→ WORK ITEM
Produce a word-for-word copy of the data below.

→ DATA TO USE
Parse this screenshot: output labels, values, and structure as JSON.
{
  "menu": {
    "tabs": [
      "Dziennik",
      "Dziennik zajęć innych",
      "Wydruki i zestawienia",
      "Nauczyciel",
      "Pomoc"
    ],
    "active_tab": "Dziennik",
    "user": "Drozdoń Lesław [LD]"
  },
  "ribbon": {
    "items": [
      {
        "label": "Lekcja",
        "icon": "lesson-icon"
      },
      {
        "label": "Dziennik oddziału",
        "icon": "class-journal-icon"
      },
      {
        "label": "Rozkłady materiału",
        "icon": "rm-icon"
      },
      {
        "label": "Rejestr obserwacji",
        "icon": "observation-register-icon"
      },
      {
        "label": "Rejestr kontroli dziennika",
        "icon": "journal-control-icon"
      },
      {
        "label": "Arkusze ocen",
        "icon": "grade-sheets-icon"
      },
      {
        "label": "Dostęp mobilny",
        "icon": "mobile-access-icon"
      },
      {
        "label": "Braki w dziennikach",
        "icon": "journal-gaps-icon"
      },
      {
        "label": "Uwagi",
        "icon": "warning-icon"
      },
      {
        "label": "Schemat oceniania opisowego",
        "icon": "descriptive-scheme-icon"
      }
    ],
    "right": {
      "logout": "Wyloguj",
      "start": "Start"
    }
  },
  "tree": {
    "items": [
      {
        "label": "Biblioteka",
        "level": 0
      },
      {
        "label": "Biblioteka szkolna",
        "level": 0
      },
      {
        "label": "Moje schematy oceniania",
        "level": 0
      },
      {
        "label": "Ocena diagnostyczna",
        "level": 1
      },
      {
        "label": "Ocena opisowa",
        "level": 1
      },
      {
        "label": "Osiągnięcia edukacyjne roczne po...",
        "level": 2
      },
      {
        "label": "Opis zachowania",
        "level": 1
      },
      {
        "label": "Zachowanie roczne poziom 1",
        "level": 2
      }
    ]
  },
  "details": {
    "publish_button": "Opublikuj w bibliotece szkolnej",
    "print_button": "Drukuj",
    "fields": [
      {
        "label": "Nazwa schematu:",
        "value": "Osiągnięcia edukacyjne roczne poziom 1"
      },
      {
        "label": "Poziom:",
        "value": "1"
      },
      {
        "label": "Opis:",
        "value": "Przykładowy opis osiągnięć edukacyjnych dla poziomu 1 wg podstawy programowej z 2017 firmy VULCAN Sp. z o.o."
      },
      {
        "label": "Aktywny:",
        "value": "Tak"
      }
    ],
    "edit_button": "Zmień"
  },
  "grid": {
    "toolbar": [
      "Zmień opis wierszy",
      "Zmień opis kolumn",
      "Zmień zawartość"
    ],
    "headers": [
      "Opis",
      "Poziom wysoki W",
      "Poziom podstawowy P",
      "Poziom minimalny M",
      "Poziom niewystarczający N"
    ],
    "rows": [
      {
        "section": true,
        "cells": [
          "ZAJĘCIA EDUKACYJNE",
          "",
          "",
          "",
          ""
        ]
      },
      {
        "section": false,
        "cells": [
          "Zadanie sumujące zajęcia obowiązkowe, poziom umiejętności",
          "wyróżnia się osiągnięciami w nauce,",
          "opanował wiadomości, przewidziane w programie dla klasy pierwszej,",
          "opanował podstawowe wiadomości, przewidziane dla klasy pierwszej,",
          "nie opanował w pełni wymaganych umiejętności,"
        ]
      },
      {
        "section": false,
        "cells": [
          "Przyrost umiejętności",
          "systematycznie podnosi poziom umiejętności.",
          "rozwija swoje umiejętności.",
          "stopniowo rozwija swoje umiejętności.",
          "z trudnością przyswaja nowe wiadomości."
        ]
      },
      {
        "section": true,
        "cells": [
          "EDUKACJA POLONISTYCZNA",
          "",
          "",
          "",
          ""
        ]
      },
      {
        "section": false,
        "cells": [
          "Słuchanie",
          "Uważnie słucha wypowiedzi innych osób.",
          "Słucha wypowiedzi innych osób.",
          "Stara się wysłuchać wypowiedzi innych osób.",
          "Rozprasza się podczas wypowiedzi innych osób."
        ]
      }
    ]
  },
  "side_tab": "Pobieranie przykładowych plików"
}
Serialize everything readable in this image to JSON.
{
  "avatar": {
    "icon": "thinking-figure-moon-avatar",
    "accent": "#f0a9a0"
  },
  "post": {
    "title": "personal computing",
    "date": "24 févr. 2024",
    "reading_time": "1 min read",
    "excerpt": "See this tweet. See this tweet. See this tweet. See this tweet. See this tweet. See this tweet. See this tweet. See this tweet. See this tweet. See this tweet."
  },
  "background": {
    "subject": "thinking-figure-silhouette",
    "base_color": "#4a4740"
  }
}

→ EXPECTED OUTPUT
Parse this screenshot: output labels, values, and structure as JSON.
{
  "menu": {
    "tabs": [
      "Dziennik",
      "Dziennik zajęć innych",
      "Wydruki i zestawienia",
      "Nauczyciel",
      "Pomoc"
    ],
    "active_tab": "Dziennik",
    "user": "Drozdoń Lesław [LD]"
  },
  "ribbon": {
    "items": [
      {
        "label": "Lekcja",
        "icon": "lesson-icon"
      },
      {
        "label": "Dziennik oddziału",
        "icon": "class-journal-icon"
      },
      {
        "label": "Rozkłady materiału",
        "icon": "rm-icon"
      },
      {
        "label": "Rejestr obserwacji",
        "icon": "observation-register-icon"
      },
      {
        "label": "Rejestr kontroli dziennika",
        "icon": "journal-control-icon"
      },
      {
        "label": "Arkusze ocen",
        "icon": "grade-sheets-icon"
      },
      {
        "label": "Dostęp mobilny",
        "icon": "mobile-access-icon"
      },
      {
        "label": "Braki w dziennikach",
        "icon": "journal-gaps-icon"
      },
      {
        "label": "Uwagi",
        "icon": "warning-icon"
      },
      {
        "label": "Schemat oceniania opisowego",
        "icon": "descriptive-scheme-icon"
      }
    ],
    "right": {
      "logout": "Wyloguj",
      "start": "Start"
    }
  },
  "tree": {
    "items": [
      {
        "label": "Biblioteka",
        "level": 0
      },
      {
        "label": "Biblioteka szkolna",
        "level": 0
      },
      {
        "label": "Moje schematy oceniania",
        "level": 0
      },
      {
        "label": "Ocena diagnostyczna",
        "level": 1
      },
      {
        "label": "Ocena opisowa",
        "level": 1
      },
      {
        "label": "Osiągnięcia edukacyjne roczne po...",
        "level": 2
      },
      {
        "label": "Opis zachowania",
        "level": 1
      },
      {
        "label": "Zachowanie roczne poziom 1",
        "level": 2
      }
    ]
  },
  "details": {
    "publish_button": "Opublikuj w bibliotece szkolnej",
    "print_button": "Drukuj",
    "fields": [
      {
        "label": "Nazwa schematu:",
        "value": "Osiągnięcia edukacyjne roczne poziom 1"
      },
      {
        "label": "Poziom:",
        "value": "1"
      },
      {
        "label": "Opis:",
        "value": "Przykładowy opis osiągnięć edukacyjnych dla poziomu 1 wg podstawy programowej z 2017 firmy VULCAN Sp. z o.o."
      },
      {
        "label": "Aktywny:",
        "value": "Tak"
      }
    ],
    "edit_button": "Zmień"
  },
  "grid": {
    "toolbar": [
      "Zmień opis wierszy",
      "Zmień opis kolumn",
      "Zmień zawartość"
    ],
    "headers": [
      "Opis",
      "Poziom wysoki W",
      "Poziom podstawowy P",
      "Poziom minimalny M",
      "Poziom niewystarczający N"
    ],
    "rows": [
      {
        "section": true,
        "cells": [
          "ZAJĘCIA EDUKACYJNE",
          "",
          "",
          "",
          ""
        ]
      },
      {
        "section": false,
        "cells": [
          "Zadanie sumujące zajęcia obowiązkowe, poziom umiejętności",
          "wyróżnia się osiągnięciami w nauce,",
          "opanował wiadomości, przewidziane w programie dla klasy pierwszej,",
          "opanował podstawowe wiadomości, przewidziane dla klasy pierwszej,",
          "nie opanował w pełni wymaganych umiejętności,"
        ]
      },
      {
        "section": false,
        "cells": [
          "Przyrost umiejętności",
          "systematycznie podnosi poziom umiejętności.",
          "rozwija swoje umiejętności.",
          "stopniowo rozwija swoje umiejętności.",
          "z trudnością przyswaja nowe wiadomości."
        ]
      },
      {
        "section": true,
        "cells": [
          "EDUKACJA POLONISTYCZNA",
          "",
          "",
          "",
          ""
        ]
      },
      {
        "section": false,
        "cells": [
          "Słuchanie",
          "Uważnie słucha wypowiedzi innych osób.",
          "Słucha wypowiedzi innych osób.",
          "Stara się wysłuchać wypowiedzi innych osób.",
          "Rozprasza się podczas wypowiedzi innych osób."
        ]
      }
    ]
  },
  "side_tab": "Pobieranie przykładowych plików"
}
Serialize everything readable in this image to JSON.
{
  "avatar": {
    "icon": "thinking-figure-moon-avatar",
    "accent": "#f0a9a0"
  },
  "post": {
    "title": "personal computing",
    "date": "24 févr. 2024",
    "reading_time": "1 min read",
    "excerpt": "See this tweet. See this tweet. See this tweet. See this tweet. See this tweet. See this tweet. See this tweet. See this tweet. See this tweet. See this tweet."
  },
  "background": {
    "subject": "thinking-figure-silhouette",
    "base_color": "#4a4740"
  }
}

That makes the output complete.